Sox pleased with Andrew Vaughn's defense in left field originally appeared on NBC Sports Chicago
The first results from the Andrew Vaughn left field experiment are in, and the White Sox are pleased.
The White Sox, in search of a replacement for the injured Eloy Jiménez, made the surprising decision to include Vaughn, the top ranked prospect in the organization who was ticketed for the everyday DH job, in the mix of players Tony La Russa would deploy in left field. That Vaughn never played the position before, at least not since a Team USA tournament as a teenager, didn't seem to matter. They believed he could handle it.
Five games into the season, Vaughn has spent three games in left field, getting his fourth start there in the White Sox sixth game of the year Tuesday night in Seattle.
And he's done the job. While he hasn't needed to make any spectacular plays — and to prevent disaster, he probably won't try — he has made the plays he's needed to. As planned, he's yielded to Gold Glove center fielder Luis Robert on occasion, but he's also handled the few fly balls that have come his way.
Never was he asked to do more, from a play-making standpoint, than in the fifth inning of Monday night's White Sox win in Seattle.
With one out and a runner on first, Vaughn backtracked to the left-field wall and made a stretching catch on a deep fly ball, easily his most impressive play to date, that earned emphatic applause from starting pitcher Carlos Rodón, who might have seen extra bases and an end to his shutout bid without the grab. Humorously, Vaughn then fired a throw back toward first base in an effort to nab the base runner, a surprising heave that caught Rodón off guard and produced this wonderful reaction.
On the very next play, Vaughn was tested again, and he passed again, making a running grab on a ball hit between him and Robert in the left-center field gap.
All in all, his performance received rave reviews.
"It's a testament to his hard work," La Russa said after Monday's game. "There's an old saying ... you can become at least an average defensive player if you're willing to work. ... We made Skip Schumaker a second baseman (with the St. Louis Cardinals) in 2011 — he was an outfielder — because he was willing to work. And that's what Andrew is.
"It's taken a little bit, but ever since Eloy got hurt, (Vaughn has) dedicated himself to it. ... And knock on wood, but right now, the way he's playing, he's getting better than average jumps. That's not an average left fielder out there. So a testament to his work ethic."
The White Sox might not have designs on Vaughn being the everyday left fielder for the remainder of Jiménez's absence.
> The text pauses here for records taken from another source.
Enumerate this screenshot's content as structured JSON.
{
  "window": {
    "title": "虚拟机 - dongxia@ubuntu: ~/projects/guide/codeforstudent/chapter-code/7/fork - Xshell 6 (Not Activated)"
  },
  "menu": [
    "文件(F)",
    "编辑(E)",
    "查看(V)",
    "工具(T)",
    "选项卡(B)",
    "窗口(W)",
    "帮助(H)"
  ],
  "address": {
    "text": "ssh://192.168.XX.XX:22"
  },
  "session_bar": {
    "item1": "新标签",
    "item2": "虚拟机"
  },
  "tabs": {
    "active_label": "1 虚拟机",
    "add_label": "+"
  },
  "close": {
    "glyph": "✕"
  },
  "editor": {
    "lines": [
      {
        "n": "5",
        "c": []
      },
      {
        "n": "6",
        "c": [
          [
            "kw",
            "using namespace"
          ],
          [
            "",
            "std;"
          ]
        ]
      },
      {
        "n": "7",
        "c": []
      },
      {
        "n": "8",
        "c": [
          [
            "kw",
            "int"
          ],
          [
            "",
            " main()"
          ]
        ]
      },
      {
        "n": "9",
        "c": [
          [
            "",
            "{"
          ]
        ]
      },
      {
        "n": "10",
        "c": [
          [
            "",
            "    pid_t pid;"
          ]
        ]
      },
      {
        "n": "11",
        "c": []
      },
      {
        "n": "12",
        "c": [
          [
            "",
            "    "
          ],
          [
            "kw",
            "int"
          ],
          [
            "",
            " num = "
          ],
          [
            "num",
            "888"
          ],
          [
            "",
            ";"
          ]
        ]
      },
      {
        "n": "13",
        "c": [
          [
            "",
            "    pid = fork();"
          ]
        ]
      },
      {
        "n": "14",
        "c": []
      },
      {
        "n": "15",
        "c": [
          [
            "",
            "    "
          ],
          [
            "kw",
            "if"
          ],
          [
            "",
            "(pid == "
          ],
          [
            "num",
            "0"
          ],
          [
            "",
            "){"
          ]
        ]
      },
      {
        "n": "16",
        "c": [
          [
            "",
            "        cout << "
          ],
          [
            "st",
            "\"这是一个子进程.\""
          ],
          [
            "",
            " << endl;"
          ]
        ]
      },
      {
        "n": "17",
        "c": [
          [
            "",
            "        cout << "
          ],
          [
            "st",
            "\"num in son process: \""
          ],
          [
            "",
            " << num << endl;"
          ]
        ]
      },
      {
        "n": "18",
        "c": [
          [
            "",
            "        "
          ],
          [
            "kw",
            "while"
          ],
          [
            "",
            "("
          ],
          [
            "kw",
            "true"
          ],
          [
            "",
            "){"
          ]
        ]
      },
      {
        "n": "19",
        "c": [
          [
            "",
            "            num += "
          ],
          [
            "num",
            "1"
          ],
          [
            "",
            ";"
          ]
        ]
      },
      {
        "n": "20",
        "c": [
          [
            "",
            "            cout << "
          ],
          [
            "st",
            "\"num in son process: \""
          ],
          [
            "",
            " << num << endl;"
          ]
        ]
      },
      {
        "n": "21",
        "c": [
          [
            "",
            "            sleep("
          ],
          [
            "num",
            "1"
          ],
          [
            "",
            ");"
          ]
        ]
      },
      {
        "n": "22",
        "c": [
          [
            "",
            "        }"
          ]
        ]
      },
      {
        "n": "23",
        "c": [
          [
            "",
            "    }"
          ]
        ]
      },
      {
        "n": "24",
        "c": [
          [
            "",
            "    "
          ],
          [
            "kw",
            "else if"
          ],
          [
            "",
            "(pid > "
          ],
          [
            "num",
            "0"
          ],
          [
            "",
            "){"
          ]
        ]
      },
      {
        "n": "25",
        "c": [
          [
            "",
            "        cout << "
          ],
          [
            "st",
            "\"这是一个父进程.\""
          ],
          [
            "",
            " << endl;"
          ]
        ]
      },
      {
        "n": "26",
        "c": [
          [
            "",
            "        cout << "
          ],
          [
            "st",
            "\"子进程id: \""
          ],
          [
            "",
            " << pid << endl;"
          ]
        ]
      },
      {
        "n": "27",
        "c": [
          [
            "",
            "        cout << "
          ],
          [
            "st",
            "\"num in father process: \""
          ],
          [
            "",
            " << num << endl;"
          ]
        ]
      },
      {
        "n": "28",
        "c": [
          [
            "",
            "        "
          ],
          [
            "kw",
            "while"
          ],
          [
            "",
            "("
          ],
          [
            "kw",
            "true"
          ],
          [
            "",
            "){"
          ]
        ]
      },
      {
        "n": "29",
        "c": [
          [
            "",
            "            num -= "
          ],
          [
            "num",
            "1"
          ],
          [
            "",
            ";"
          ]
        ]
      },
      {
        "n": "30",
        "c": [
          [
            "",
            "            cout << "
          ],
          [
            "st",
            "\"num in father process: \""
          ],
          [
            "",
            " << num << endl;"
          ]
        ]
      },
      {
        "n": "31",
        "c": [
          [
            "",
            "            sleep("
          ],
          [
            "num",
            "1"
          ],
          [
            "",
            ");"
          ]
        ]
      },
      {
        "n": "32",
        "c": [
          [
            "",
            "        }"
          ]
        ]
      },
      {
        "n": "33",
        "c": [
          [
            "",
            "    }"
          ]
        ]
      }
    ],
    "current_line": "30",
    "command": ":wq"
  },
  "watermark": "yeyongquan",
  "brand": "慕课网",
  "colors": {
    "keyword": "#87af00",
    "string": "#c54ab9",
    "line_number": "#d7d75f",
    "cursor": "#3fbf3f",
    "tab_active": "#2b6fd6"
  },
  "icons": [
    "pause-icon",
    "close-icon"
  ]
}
Things are stretched thin at this specific moment, with Adam Engel on the injured list and Leury García filling in at shortstop while Tim Anderson sits during this series.
Vaughn sure seemed to have earned an everyday shot, offensively, with what he did during the spring. Three games into his big league career, he's still looking for his first hit, though he did drive in his first run when he was hit by a pitch with the bases loaded Monday.
Still, La Russa has a lot to choose from, and that pool will only get bigger once Engel and Anderson return to full strength.
But Vaughn has impressed everyone defensively. His accepting of the challenge was unsurprising. His steady performance to this point has answered questions about whether or not he could handle such a seemingly monumental task while dipping his toes into big league waters for the first time.
"He made a couple good plays last night," White Sox right fielder Adam Eaton said Tuesday. "I think, just in a couple of days that he's been out there, he's made some really good adjustments. The speed of runners, the speed of the game, he's done a really good job. He's made some really good, noticeable adjustments.
"He's a student of the game. I really enjoy the way he goes about his business. He's going to pick up on it as quickly as anybody can and try to apply it in games. I think the guys have a lot of confidence out there that he's, first of all, going to give it 110 percent and he's going to use the lessons he's learned to better himself."
It's obviously still very early in the season. But if Vaughn continues to show he can handle left field, and if the offense comes around how it's expected to, it's not difficult to see La Russa leaning on the rookie. Just like Yermín Mercedes has helped the White Sox pick up the slack with Jiménez gone, so too could Vaughn.
"The other thing that's really important, he's such a proud hitter," La Russa said. "The really, really outstanding players, they separate their offense and defense. And he had a strikeout I know upset him, he goes out there and makes a play (in the outfield). He's got great insights. He's got a great head for this game."